As a content writer myself, you would think that I’d know the ins-and-outs of Google’s constant updates. But from Penguin to Panda to Hummingbird, if I didn’t work online, I would have no idea how these cute animals even relate to Google. And to be quite honest, I still don’t understand them fully.
What I do know, though, is that these updates have caused a lot of confusion in terms of whether to use or not use relevant keywords in the content that you display on the Internet.
Do keywords really matter?
Of course they do. You need to splatter your content with relevant keywords, and most importantly, you need to do so in a natural manner.
Natural vs. Unnatural
Let’s say you’re a dentist selling cosmetic services. As of right now, your online content is dotted with the keyword phrase “cosmetic dentist Plymouth.” That doesn’t sound very natural does it? To make it sound more organic –a characteristic that Google thinks very highly of– you could remove the unnatural keyword phrases and replace them “professional senior cosmetic dentistry in Plymouth.”
Niche Phrases Work the Best
You may be tempted to use the phrase “cosmetic dentist in Plymouth” because it sounds somewhat natural, but this likely has more competition than “professional senior cosmetic dentistry in Plymouth,” thus giving you an edge against your competitors. In fact, anytime you go about integrating relevant keywords into your content, make sure to use niche phrases. These phrases even work well in headlines.

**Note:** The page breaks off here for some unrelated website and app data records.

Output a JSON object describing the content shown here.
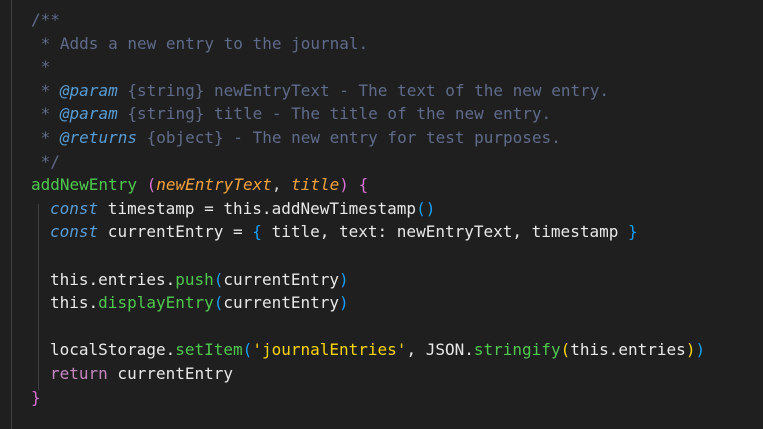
{
  "editor": {
    "lines": [
      {
        "tokens": [
          {
            "t": "/**",
            "c": "c-comment-gray"
          }
        ]
      },
      {
        "tokens": [
          {
            "t": " * Adds a new entry to the journal.",
            "c": "c-comment-gray"
          }
        ]
      },
      {
        "tokens": [
          {
            "t": " *",
            "c": "c-comment-gray"
          }
        ]
      },
      {
        "tokens": [
          {
            "t": " * ",
            "c": "c-comment-gray"
          },
          {
            "t": "@param",
            "c": "c-tag"
          },
          {
            "t": " ",
            "c": "c-comment-gray"
          },
          {
            "t": "{string}",
            "c": "c-comment-gray"
          },
          {
            "t": " newEntryText - The text of the new entry.",
            "c": "c-comment-gray"
          }
        ]
      },
      {
        "tokens": [
          {
            "t": " * ",
            "c": "c-comment-gray"
          },
          {
            "t": "@param",
            "c": "c-tag"
          },
          {
            "t": " ",
            "c": "c-comment-gray"
          },
          {
            "t": "{string}",
            "c": "c-comment-gray"
          },
          {
            "t": " title - The title of the new entry.",
            "c": "c-comment-gray"
          }
        ]
      },
      {
        "tokens": [
          {
            "t": " * ",
            "c": "c-comment-gray"
          },
          {
            "t": "@returns",
            "c": "c-tag"
          },
          {
            "t": " ",
            "c": "c-comment-gray"
          },
          {
            "t": "{object}",
            "c": "c-comment-gray"
          },
          {
            "t": " - The new entry for test purposes.",
            "c": "c-comment-gray"
          }
        ]
      },
      {
        "tokens": [
          {
            "t": " */",
            "c": "c-comment-gray"
          }
        ]
      },
      {
        "tokens": [
          {
            "t": "addNewEntry",
            "c": "c-fn-green"
          },
          {
            "t": " ",
            "c": "c-punc"
          },
          {
            "t": "(",
            "c": "c-brace-p"
          },
          {
            "t": "newEntryText",
            "c": "c-param"
          },
          {
            "t": ", ",
            "c": "c-punc"
          },
          {
            "t": "title",
            "c": "c-param"
          },
          {
            "t": ")",
            "c": "c-brace-p"
          },
          {
            "t": " ",
            "c": "c-punc"
          },
          {
            "t": "{",
            "c": "c-brace-p"
          }
        ]
      },
      {
        "indent": 1,
        "tokens": [
          {
            "t": "const",
            "c": "c-kw"
          },
          {
            "t": " timestamp = this.addNewTimestamp",
            "c": "c-var"
          },
          {
            "t": "()",
            "c": "c-brace-b"
          }
        ]
      },
      {
        "indent": 1,
        "tokens": [
          {
            "t": "const",
            "c": "c-kw"
          },
          {
            "t": " currentEntry = ",
            "c": "c-var"
          },
          {
            "t": "{",
            "c": "c-brace-b"
          },
          {
            "t": " title, text: newEntryText, timestamp ",
            "c": "c-var"
          },
          {
            "t": "}",
            "c": "c-brace-b"
          }
        ]
      },
      {
        "tokens": [
          {
            "t": "",
            "c": "c-var"
          }
        ]
      },
      {
        "indent": 1,
        "tokens": [
          {
            "t": "this.entries.",
            "c": "c-var"
          },
          {
            "t": "push",
            "c": "c-fn-green"
          },
          {
            "t": "(",
            "c": "c-brace-b"
          },
          {
            "t": "currentEntry",
            "c": "c-var"
          },
          {
            "t": ")",
            "c": "c-brace-b"
          }
        ]
      },
      {
        "indent": 1,
        "tokens": [
          {
            "t": "this.",
            "c": "c-var"
          },
          {
            "t": "displayEntry",
            "c": "c-fn-green"
          },
          {
            "t": "(",
            "c": "c-brace-b"
          },
          {
            "t": "currentEntry",
            "c": "c-var"
          },
          {
            "t": ")",
            "c": "c-brace-b"
          }
        ]
      },
      {
        "tokens": [
          {
            "t": "",
            "c": "c-var"
          }
        ]
      },
      {
        "indent": 1,
        "tokens": [
          {
            "t": "localStorage.",
            "c": "c-var"
          },
          {
            "t": "setItem",
            "c": "c-fn-green"
          },
          {
            "t": "(",
            "c": "c-brace-b"
          },
          {
            "t": "'journalEntries'",
            "c": "c-brace-y"
          },
          {
            "t": ", JSON.",
            "c": "c-var"
          },
          {
            "t": "stringify",
            "c": "c-fn-green"
          },
          {
            "t": "(",
            "c": "c-brace-y"
          },
          {
            "t": "this.entries",
            "c": "c-var"
          },
          {
            "t": ")",
            "c": "c-brace-y"
          },
          {
            "t": ")",
            "c": "c-brace-b"
          }
        ]
      },
      {
        "indent": 1,
        "tokens": [
          {
            "t": "return",
            "c": "c-kw-plain"
          },
          {
            "t": " currentEntry",
            "c": "c-var"
          }
        ]
      },
      {
        "tokens": [
          {
            "t": "}",
            "c": "c-brace-p"
          }
        ]
      }
    ]
  }
}
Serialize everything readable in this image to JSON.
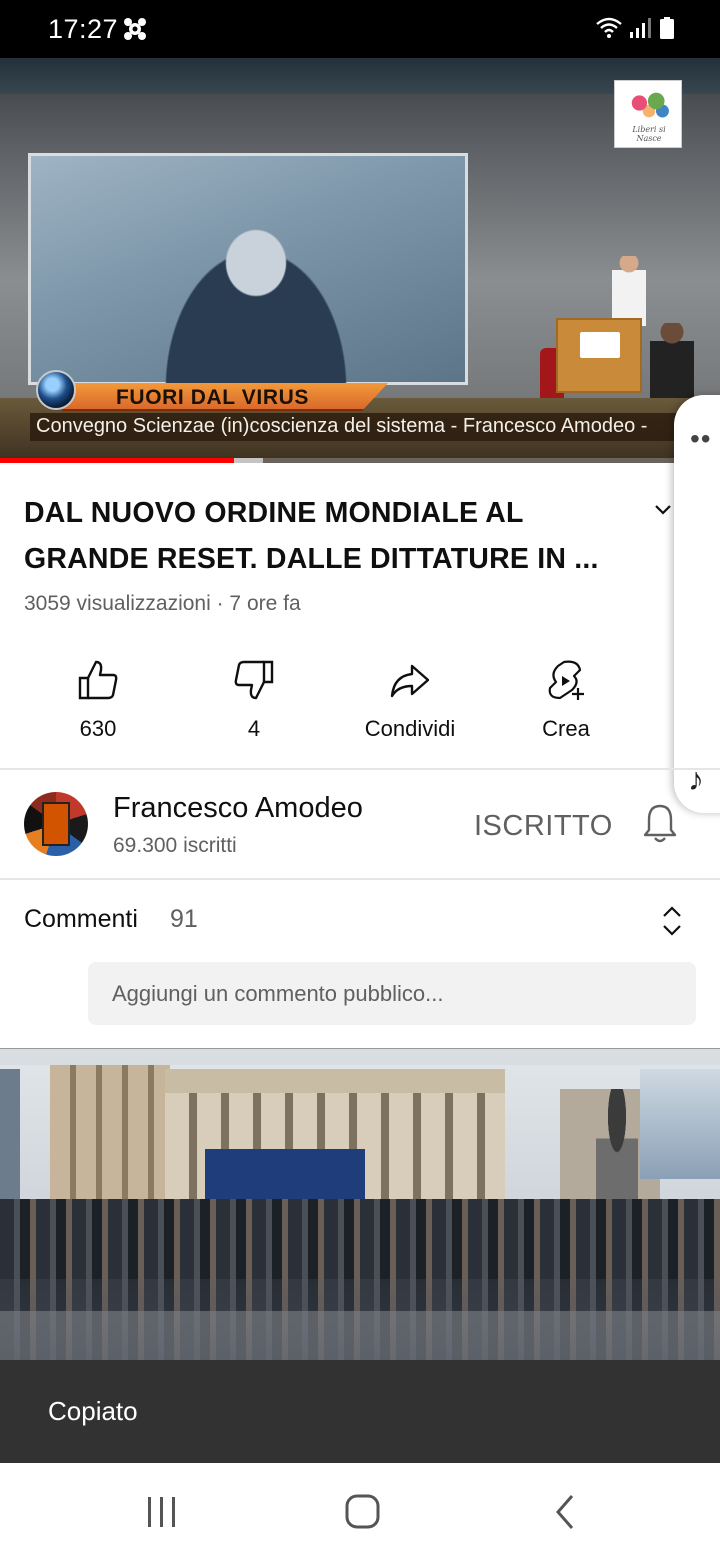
{
  "status_bar": {
    "time": "17:27",
    "app_icon": "brain-icon",
    "icons": [
      "wifi-icon",
      "signal-icon",
      "battery-icon"
    ]
  },
  "player": {
    "banner_title": "FUORI DAL VIRUS",
    "banner_subtitle": "Convegno Scienzae (in)coscienza del sistema - Francesco Amodeo -",
    "watermark_text": "Liberi si Nasce",
    "progress": 0.325,
    "buffered": 0.365
  },
  "video": {
    "title": "DAL NUOVO ORDINE MONDIALE AL GRANDE RESET. DALLE DITTATURE IN ...",
    "meta": "3059 visualizzazioni · 7 ore fa"
  },
  "actions": [
    {
      "icon": "thumbs-up-icon",
      "label": "630"
    },
    {
      "icon": "thumbs-down-icon",
      "label": "4"
    },
    {
      "icon": "share-icon",
      "label": "Condividi"
    },
    {
      "icon": "create-icon",
      "label": "Crea"
    }
  ],
  "channel": {
    "name": "Francesco Amodeo",
    "subscribers": "69.300 iscritti",
    "subscribe_label": "ISCRITTO"
  },
  "comments": {
    "label": "Commenti",
    "count": "91",
    "placeholder": "Aggiungi un commento pubblico..."
  },
  "toast": {
    "text": "Copiato"
  },
  "colors": {
    "progress": "#ff0000",
    "toast_bg": "#323232",
    "secondary_text": "#606060"
  }
}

Exact Keywords Are Out the Door
As stated above, niche phrases tend to work the best. This isn’t to imply that keywords are of no importance, but they must be used within phrases that Internet users actually search for. And it’s imperative to quit focusing so much on trying to rank in the number one spot for exact keywords because no matter how relevant keywords are to your site, when an Internet surfer types them into a search bar, his or her past online history and settings will determine how the results appear. So, even if you can land the number one spot on SERPs for one person, this doesn’t mean the guy using a computer right next to him will receive the same results.

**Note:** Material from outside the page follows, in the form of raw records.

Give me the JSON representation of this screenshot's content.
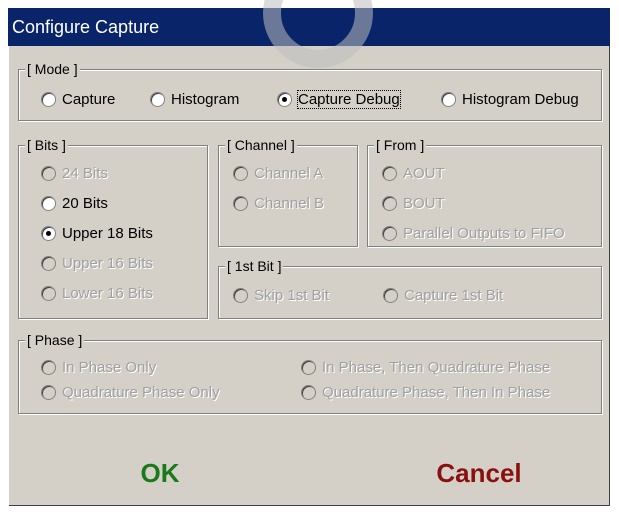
{
  "window": {
    "title": "Configure Capture"
  },
  "colors": {
    "titlebar": "#0a246a",
    "ok": "#1a7a1a",
    "cancel": "#8a1010",
    "disabled": "#a0a0a0"
  },
  "mode": {
    "legend": "[ Mode ]",
    "options": [
      "Capture",
      "Histogram",
      "Capture Debug",
      "Histogram Debug"
    ],
    "selected": "Capture Debug"
  },
  "bits": {
    "legend": "[ Bits ]",
    "options": [
      "24 Bits",
      "20 Bits",
      "Upper 18 Bits",
      "Upper 16 Bits",
      "Lower 16 Bits"
    ],
    "selected": "Upper 18 Bits"
  },
  "channel": {
    "legend": "[ Channel ]",
    "options": [
      "Channel A",
      "Channel B"
    ]
  },
  "from": {
    "legend": "[ From ]",
    "options": [
      "AOUT",
      "BOUT",
      "Parallel Outputs to FIFO"
    ]
  },
  "first_bit": {
    "legend": "[ 1st Bit ]",
    "options": [
      "Skip 1st Bit",
      "Capture 1st Bit"
    ]
  },
  "phase": {
    "legend": "[ Phase ]",
    "options": [
      "In Phase Only",
      "In Phase, Then Quadrature Phase",
      "Quadrature Phase Only",
      "Quadrature Phase, Then In Phase"
    ]
  },
  "buttons": {
    "ok": "OK",
    "cancel": "Cancel"
  }
}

Unbranded Content is the Way to Go
It would be great if everyone in the world knew your company’s name and what it is that you sell, but most likely they don’t. It’s because of this that you need to keep a lot of the content on your site unbranded. This means instead of saying “Come on down today and buy Computer World’s new HP computer,” you would want to say “Come on down today and check out the many HP computer products in Plymouth.” By wording it this way, you have opened up your ability to reach a large audience who may be searching for HP computers in the Plymouth area, rather than only the small audience who knows your company name.
Hopefully, by now you see that relevant keywords really do matter and they can prove to be of the utmost value when you incorporate them into your content in a natural and organic manner. If you’re having trouble creating content that meets these goals, you can always hire a professional freelance writer to do it for you. Also, check out these sites below to learn more about the ins-and-outs of keywords.

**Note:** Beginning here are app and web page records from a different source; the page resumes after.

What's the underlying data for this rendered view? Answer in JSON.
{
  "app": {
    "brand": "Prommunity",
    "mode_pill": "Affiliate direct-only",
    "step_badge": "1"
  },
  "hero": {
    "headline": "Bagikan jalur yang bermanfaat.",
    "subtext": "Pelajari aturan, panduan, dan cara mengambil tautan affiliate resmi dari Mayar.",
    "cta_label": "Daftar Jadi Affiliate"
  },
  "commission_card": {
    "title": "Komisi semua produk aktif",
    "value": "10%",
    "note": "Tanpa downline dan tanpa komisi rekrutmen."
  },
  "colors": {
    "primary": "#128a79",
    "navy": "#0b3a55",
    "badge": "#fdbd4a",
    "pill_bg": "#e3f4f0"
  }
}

Whitney W creates content for both online and offline clients. She spends her days switching back and forth between the roles of a content writer, mother and wife. As she continues to progress in her career as a content creator, she has learned relevant keywords really do matter.